Though identified as “quiet” and often raging silently inside a body that doesn’t feel her own, the speaker is empowered by her knowledge of costume. She takes charge exactly through a knowledge of the costume nature of the bodies around her and of her own body: “My head a machine you can touch.” Heads are machines, humans are born in thickets, and this speaker has to heave sidelong into belief in her own toughness.
It’s a toughness, though, that is more about sticking things together and asking them to fight it out than it is about fighting itself. The Jitters concludes with a final wrapping ode, an ode listing memories (“Ode to the dress I slept in / and wore the next day”), decisions (“Ode to quitting my job / to stay excited”), and observations (“Ode to my jacket covered in yellow”) that are often unembellished and ordinary. They are pieces that make up a life in a manner that feels literal and personal. They are the pieces that make up the costume, temporary though they may be. Like Ted Berrigan (“The world’s furious song flows through my costume”), Holmes’s poems allow the shards of a life to flow through in an incredibly honest way that does not attempt to control them.
Holmes writes, “More and more there’s a chance / I’m not really made of anything,” and does not cling to that which is her own. She welcomes language, a language that in its very associations, commands, names, and precisions allows her voice to inhabit this un-made body, this un-made world.
Leora Fridman is the author of My Fault, forthcoming from Cleveland State University Press. She is also the author of the chapbooks “Precious Coast” (H_ngm_n Books),”Obvious Metals” (Projective Industries), “On the architecture” and “Essential Nature” (The New Megaphone), and ”Eduardo Milán: Poems” (Toad Press). With Kelin Loe, she edits Spoke Too Soon: A Journal of the Longer.
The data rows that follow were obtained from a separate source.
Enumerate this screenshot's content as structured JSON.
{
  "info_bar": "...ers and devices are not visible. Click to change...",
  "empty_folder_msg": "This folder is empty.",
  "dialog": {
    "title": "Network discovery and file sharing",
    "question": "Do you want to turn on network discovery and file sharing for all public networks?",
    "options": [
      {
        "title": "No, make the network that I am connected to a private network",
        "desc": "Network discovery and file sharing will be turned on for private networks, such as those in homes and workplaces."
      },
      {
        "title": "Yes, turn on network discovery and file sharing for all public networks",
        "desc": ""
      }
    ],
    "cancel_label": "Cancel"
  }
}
With new media artist Liat Berdugo, energy specialist Joshua Finn, and scientist Shawn Manchester, she forms the collective The Bureau.